Though I am reformed and hold to the historical-redemptive method of interpreting the Scriptures (ie the unfolding drama from Genesis to Revelation of God’s revealing of redemption and His glory, brought to fruition in Christ), I have not adopted the amillennial view of the end times (though I have not studied in depth on it at this point either and have not ruled it out).
But I would also like to make clear too, that after studying and reading on the subject, I have come to reject the pre-trib rapture as well, seeing that there is no real solid scriptural basis for this position. I do believe in the Second Coming of Christ, obviously, as stated in the Scriptures. People holding to this position though (pre-trib rapture) use the pillar text Revelation 3:10 as “proving” their point. But this verse is stating nothing of the sort concerning the rapture. First of all, what’s the context? Jesus, through John, is speaking to the church in Philadelphia first of all. This sets the context for where this verse comes into play. It says, “10 Because you have kept my word about patient endurance, I will keep you from the hour of trial that is coming on the whole world, to try those who dwell on the earth.” This verse, when put in its proper setting, is not at all conclusive to state that all the church will be raptured before the great tribulation. In fact to say that is the case is absolutely poor exegesis on behalf of many dispensational scholars. In order for this verse to mean that, you must come with a presupposition that the church will in fact be raptured before the tribulation, and then read that into the verse. Read it again in context. You’ll see that Christ is speaking to the church in Philadelphia, at a time when the young church was being severely persecuted, which we later find out would ramp up before Constantine would take power and establish Christianity as a kingdom-wide religion (which had its own upsides and downsides, another point though).
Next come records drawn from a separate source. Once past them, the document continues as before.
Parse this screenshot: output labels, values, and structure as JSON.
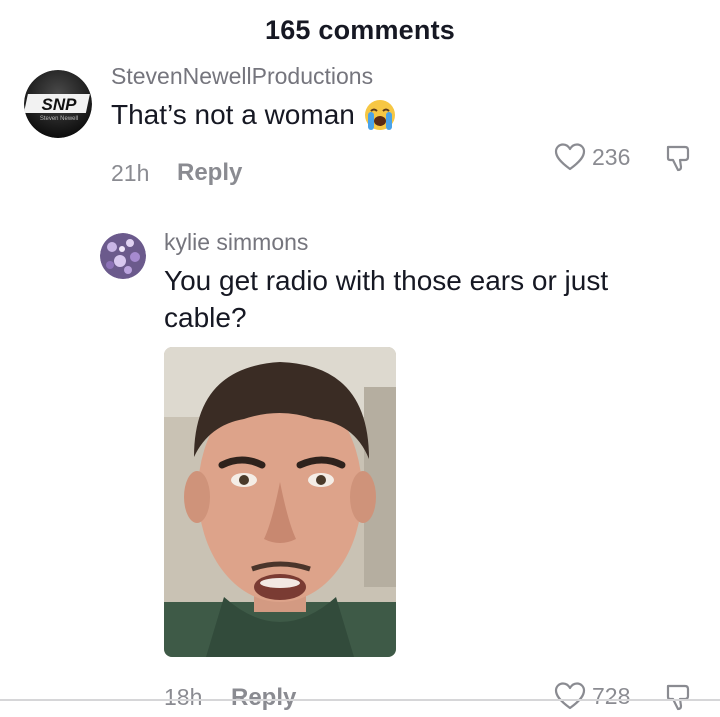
{
  "header": {
    "title": "165 comments"
  },
  "comments": [
    {
      "username": "StevenNewellProductions",
      "avatar_text": "SNP",
      "avatar_subtext": "Steven Newell",
      "text": "That’s not a woman",
      "emoji": "loudly-crying-face",
      "time": "21h",
      "reply_label": "Reply",
      "likes": "236"
    },
    {
      "username": "kylie simmons",
      "text_line1": "You get radio with those ears or just",
      "text_line2": "cable?",
      "has_photo": true,
      "time": "18h",
      "reply_label": "Reply",
      "likes": "728"
    }
  ],
  "colors": {
    "text": "#161823",
    "muted": "#8a8b91",
    "username": "#75757d"
  }
}
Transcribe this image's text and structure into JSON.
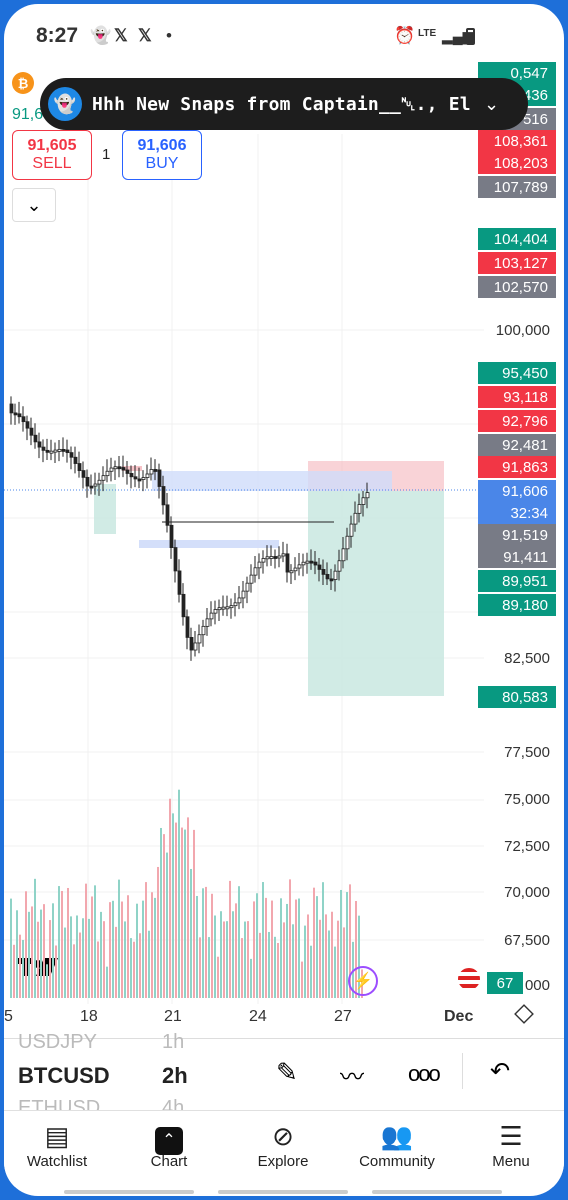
{
  "status_bar": {
    "time": "8:27",
    "icons": [
      "snapchat-icon",
      "x-icon",
      "x-icon",
      "dot-icon"
    ],
    "right_icons": [
      "alarm-icon",
      "lte-icon",
      "signal-icon",
      "battery-icon"
    ],
    "lte": "LTE"
  },
  "notification": {
    "text": "Hhh New Snaps from Captain__␀., El-Ja_",
    "icon": "snapchat-ghost-icon"
  },
  "header": {
    "symbol_partial": "91,6",
    "sell_price": "91,605",
    "sell_label": "SELL",
    "qty": "1",
    "buy_price": "91,606",
    "buy_label": "BUY"
  },
  "colors": {
    "green": "#089981",
    "red": "#f23645",
    "gray": "#787b86",
    "blue": "#2962ff",
    "current_blue": "#3d7fe0"
  },
  "price_labels": [
    {
      "text": "0,547",
      "color": "#089981"
    },
    {
      "text": "436",
      "color": "#089981"
    },
    {
      "text": "516",
      "color": "#787b86"
    },
    {
      "text": "108,361",
      "color": "#f23645"
    },
    {
      "text": "108,203",
      "color": "#f23645"
    },
    {
      "text": "107,789",
      "color": "#787b86"
    },
    {
      "text": "104,404",
      "color": "#089981"
    },
    {
      "text": "103,127",
      "color": "#f23645"
    },
    {
      "text": "102,570",
      "color": "#787b86"
    },
    {
      "text": "95,450",
      "color": "#089981"
    },
    {
      "text": "93,118",
      "color": "#f23645"
    },
    {
      "text": "92,796",
      "color": "#f23645"
    },
    {
      "text": "92,481",
      "color": "#787b86"
    },
    {
      "text": "91,863",
      "color": "#f23645"
    },
    {
      "text": "91,606",
      "color": "#4a86e8"
    },
    {
      "text": "32:34",
      "color": "#4a86e8"
    },
    {
      "text": "91,519",
      "color": "#787b86"
    },
    {
      "text": "91,411",
      "color": "#787b86"
    },
    {
      "text": "89,951",
      "color": "#089981"
    },
    {
      "text": "89,180",
      "color": "#089981"
    },
    {
      "text": "80,583",
      "color": "#089981"
    }
  ],
  "axis_labels": [
    "100,000",
    "82,500",
    "77,500",
    "75,000",
    "72,500",
    "70,000",
    "67,500",
    "000"
  ],
  "volume_label": "67",
  "time_axis": [
    "5",
    "18",
    "21",
    "24",
    "27",
    "Dec"
  ],
  "toolbar": {
    "symbols": [
      "USDJPY",
      "BTCUSD",
      "ETHUSD"
    ],
    "intervals": [
      "1h",
      "2h",
      "4h"
    ]
  },
  "nav": [
    {
      "label": "Watchlist",
      "icon": "watchlist-icon"
    },
    {
      "label": "Chart",
      "icon": "chart-icon"
    },
    {
      "label": "Explore",
      "icon": "compass-icon"
    },
    {
      "label": "Community",
      "icon": "community-icon"
    },
    {
      "label": "Menu",
      "icon": "menu-icon"
    }
  ]
}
If you read even a little bit of early church history you will see how much the early church suffered. And Christ is speaking to this particular church in stating that because they have been faithful to Him, He will keep them from trying times coming upon the world (ie persecution of the church). You absolutely must read into this verse a presupposition that simply is not there to make it say what you want it to say. Just the fact that this position even puts forward this verse as a pillar text for their position gives me very little reason to believe that it is in fact the case. I’m not saying I know whether or not Christ comes back before or after the tribulation, I’m just stating merely that this verse cannot be used to prove a pre-trib rapture.
Also, within the idea of the pre-trib rapture is the idea that Christ will “secretly” return a second time, and then later return to judge the world (i.e. a third time). Scripture knows of no such thing. And you can check me on that. Over and over again, Scripture speaks of Christ returning only one more time, not two more times. It speaks of Christ returning once more to judge the living and the dead, and of the second coming. All the events relating to Christ’s return, judgment, etc, are all speaking of the same event, not two separate events. This seems to be very clear to me in the scriptures. But I’m not the final word obviously. Just from what I’ve read and seen at this point, I find no evidence of two separate returns. This obviously changes the view of the rapture for me.
In addition to this, the whole concept of the pre-trib rapture wasn’t even a thought in the church until the early 1800’s. There was a good 1800 years before this idea even came into the thinking of the church. That right there makes me take heed and review what the Scriptures actually say concerning the second coming of Christ. In my opinion overall, focusing primarily on eschatology is not as fruitful as knowing the rest of Scripture. Theologians and writers from church history make this clear by the amount upon which they focused on eschatology. Calvin didn’t even write commentary on Revelation. Matthew Henry wrote briefly on it. These men and others exposited primarily on the rest of Scripture that reveals the glory of God in the Gospel, not upon things that are speculative. It seems to me to be of much more importance to focus on the things that reveal the glory of Christ, in order that we may know Him more, be like Him more, and conform to Him in every way. That’s not to say that Revelation shouldn’t be read, I mena it is in fact Scripture, but I do believe there are things there which are simply mysterious and that we should get to know the things of God that have been revealed to us.
Also, I think a big misunderstanding of Revelation is that it is simply revealing the things of the end of the world. That is there obviously. But Revelations primary goal is to show Christ, reveal Christ, give us Christ, how Christ will reign, how mighty Christ is in all of His risen glory. This to me is the point of Revelation, revealing the glory of God in the face of Christ in order that we may love and know Him more.